On the same card, Robbie Lawler successfully defended his welterweight crown with an instant classic against Rory MacDonald. And that weekend, the UFC Hall of Fame’s Class of 2015 was inducted, with BJ Penn, Bas Rutten, Jeff Blatnick, and the fight between Matt Hughes and Frank Trigg receiving their place with the MMA immortals, while the first of six Ultimate Fighters of 2015 was crowned, as future welterweight champion Kamaru Usman led the way, followed by Glaico Franca, Reginaldo Vieira, Erick Montano, Enrique Barzola and Ryan Hall.
The summer of 2015 also marked the historic announcement of the UFC’s partnering with USADA to launch an historic and comprehensive anti-doping program, as well as the introduction of the promotion’s first Athlete Outfitting Policy and UFC Fight Kit in partnership with Reebok.
Back in the Octagon, at UFC 190 in August, Rousey needed just 34 seconds to knock out Bethe Correia, but little did anyone know that would be the bantamweight superstar’s last MMA win, as she suffered a shock knockout loss to Holly Holm three months later in front of a record crowd of 56,214 in Melbourne, Australia.
A lesser shock rattled the middleweight division when Luke Rockhold took Weidman’s middleweight belt at UFC 194 in December, but the big shocks returned within minutes of that bout when McGregor knocked out Aldo in just 13 seconds.

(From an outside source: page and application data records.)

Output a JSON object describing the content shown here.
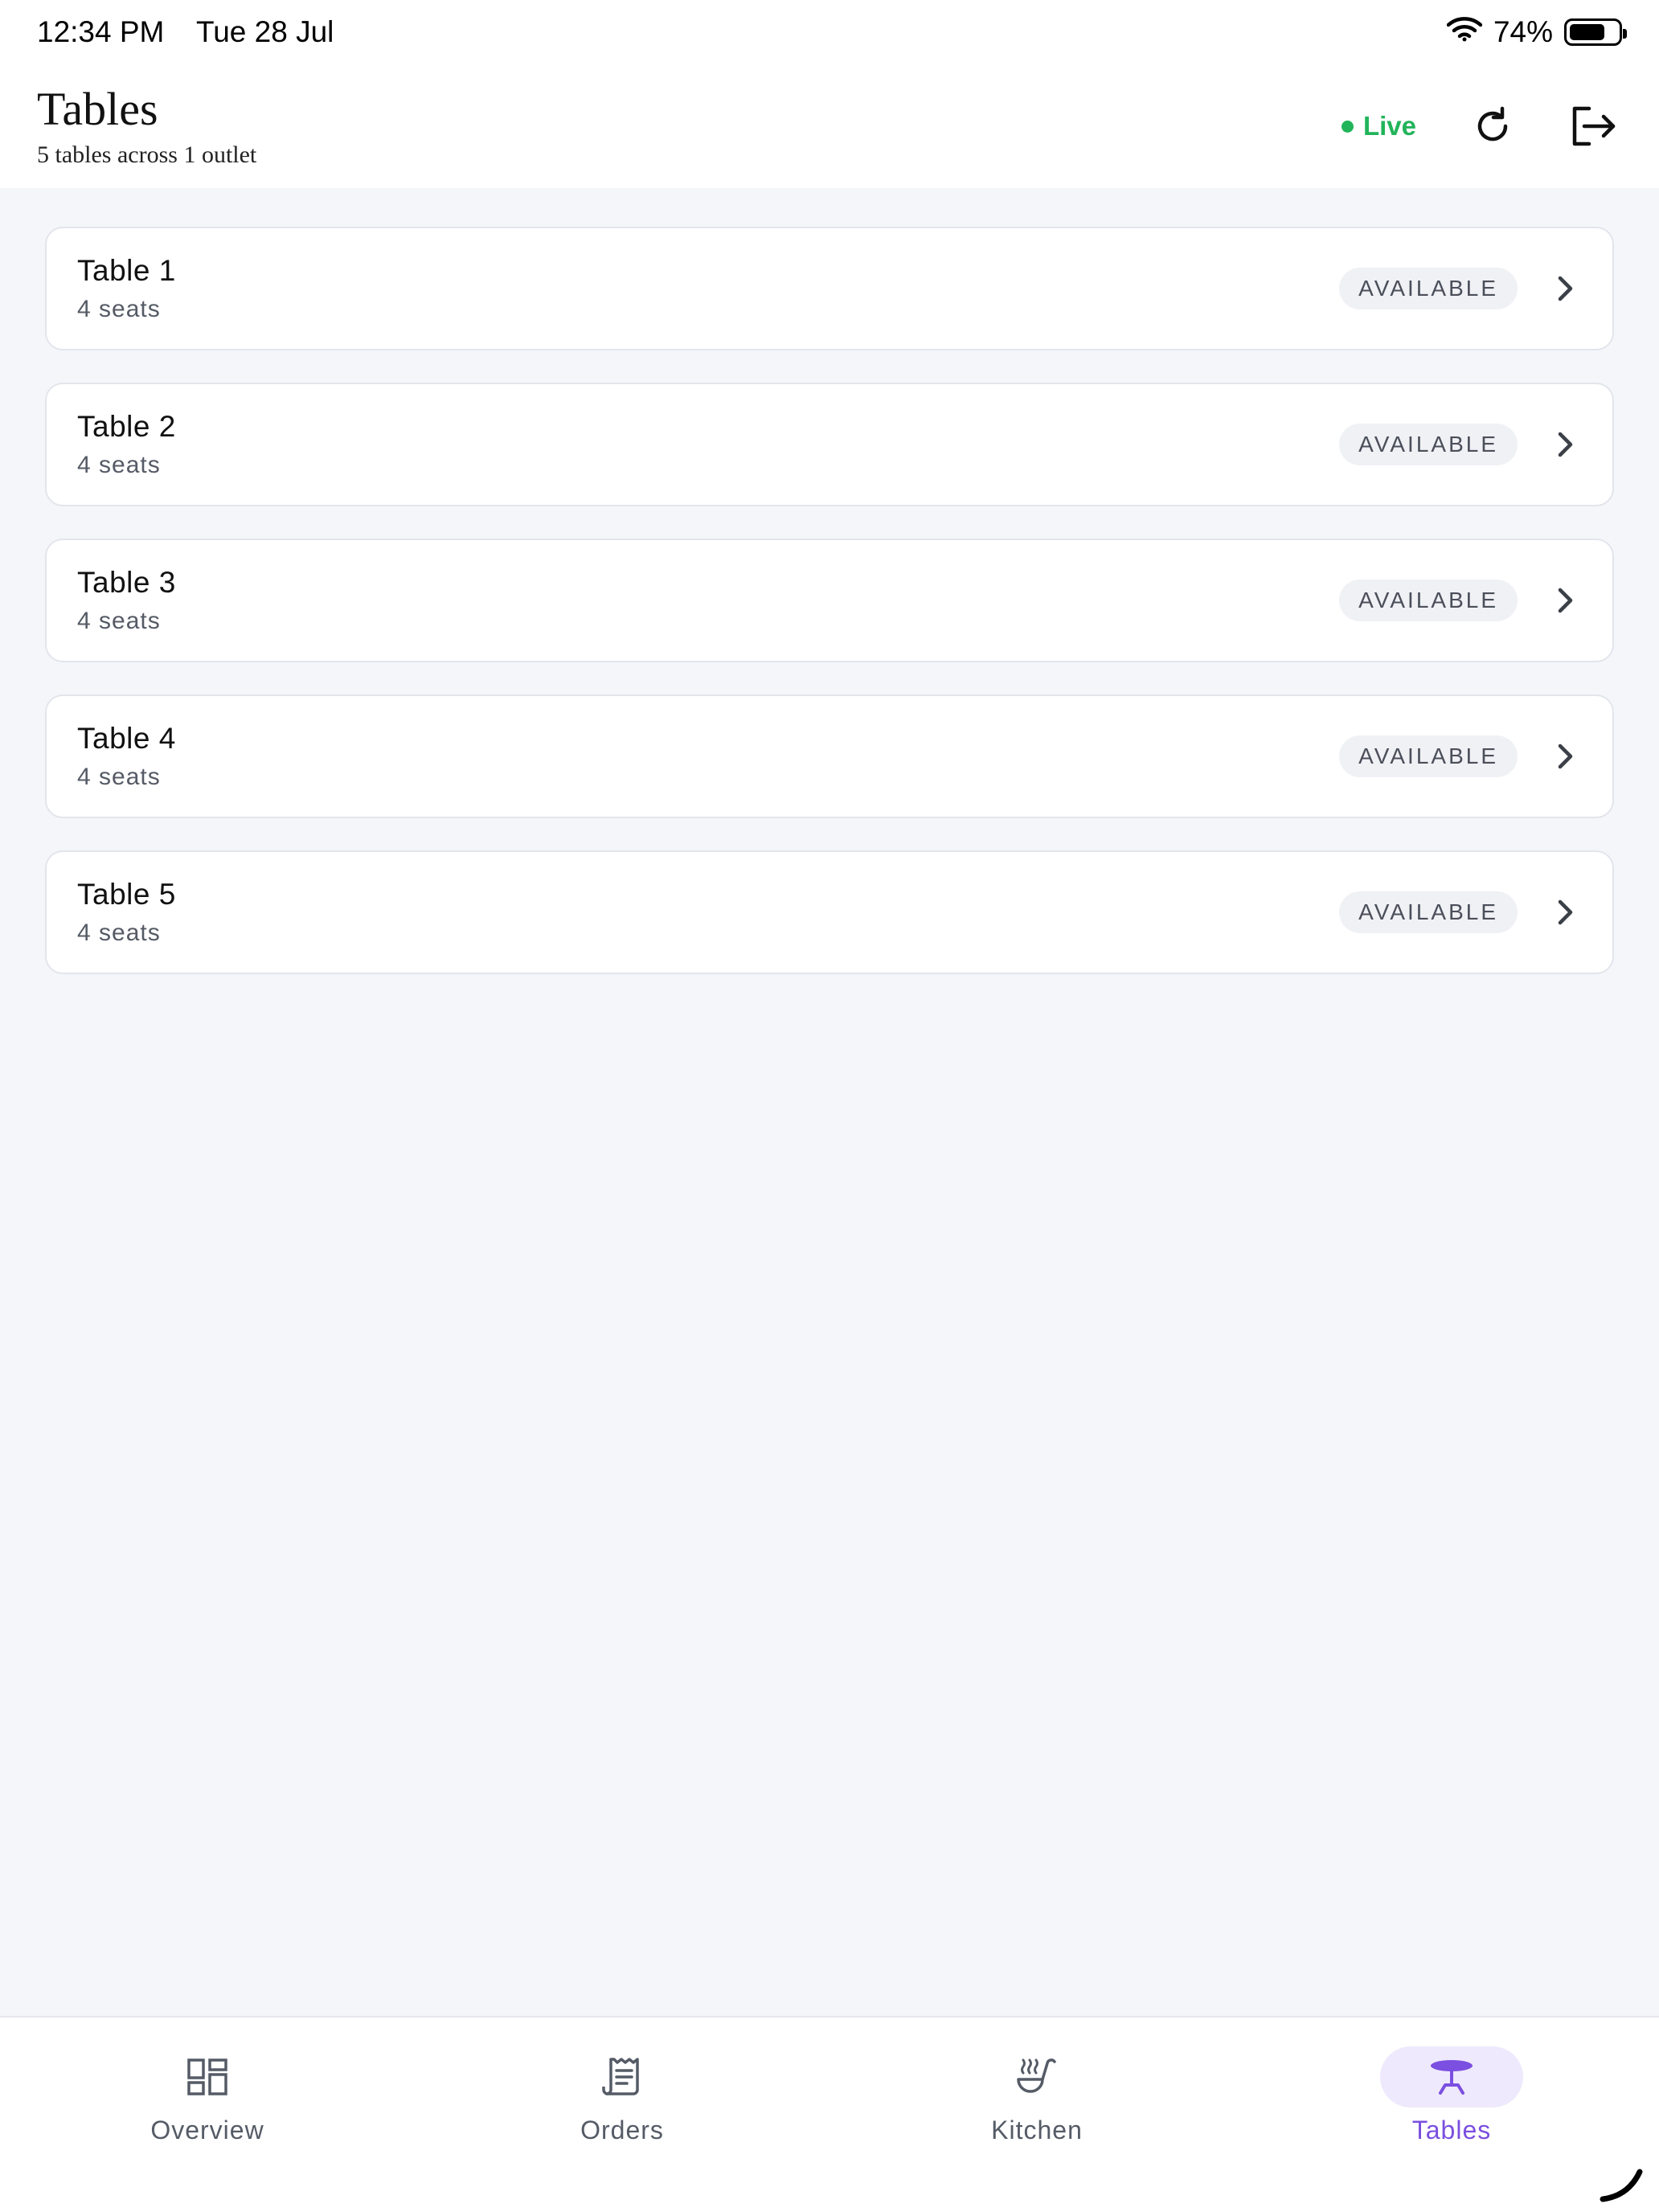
{
  "status_bar": {
    "time": "12:34 PM",
    "date": "Tue 28 Jul",
    "battery": "74%",
    "battery_level": 0.74,
    "wifi_icon": "wifi-icon"
  },
  "header": {
    "title": "Tables",
    "subtitle": "5 tables across 1 outlet",
    "live_label": "Live",
    "refresh_icon": "refresh-icon",
    "logout_icon": "logout-icon"
  },
  "tables": [
    {
      "name": "Table 1",
      "seats": "4 seats",
      "status": "AVAILABLE"
    },
    {
      "name": "Table 2",
      "seats": "4 seats",
      "status": "AVAILABLE"
    },
    {
      "name": "Table 3",
      "seats": "4 seats",
      "status": "AVAILABLE"
    },
    {
      "name": "Table 4",
      "seats": "4 seats",
      "status": "AVAILABLE"
    },
    {
      "name": "Table 5",
      "seats": "4 seats",
      "status": "AVAILABLE"
    }
  ],
  "nav": [
    {
      "label": "Overview",
      "icon": "dashboard-icon"
    },
    {
      "label": "Orders",
      "icon": "receipt-icon"
    },
    {
      "label": "Kitchen",
      "icon": "cooking-pot-icon"
    },
    {
      "label": "Tables",
      "icon": "table-icon",
      "active": true
    }
  ],
  "colors": {
    "accent": "#7b4fe0",
    "live": "#22b45a",
    "background": "#f5f6fa"
  }
}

Needless to say, McGregor’s win put him on top of the mountain as MMA’s reigning superstar heading into 2016.
Robbie Lawler-Rory MacDonald
Daniel Cormier-Alexander Gustafsson
Tony Ferguson-Edson Barboza
Andrei Arlovski-Travis Browne
John Lineker-Francisco Rivera
Holly Holm-Ronda Rousey
Conor McGregor-Jose Aldo
Thiago Santos-Steve Bosse
Paul Felder-Danny Castillo
Frankie Edgar-Chad Mendes
Ronda Rousey-Cat Zingano
Godofredo Pepey-Andre Fili
Gilbert Burns-Alex Oliveira
Thales Leites-Tim Boetsch
Tony Ferguson-Edson Barboza
A version of this piece appeared in UFC: A Visual History, by Thomas Gerbasi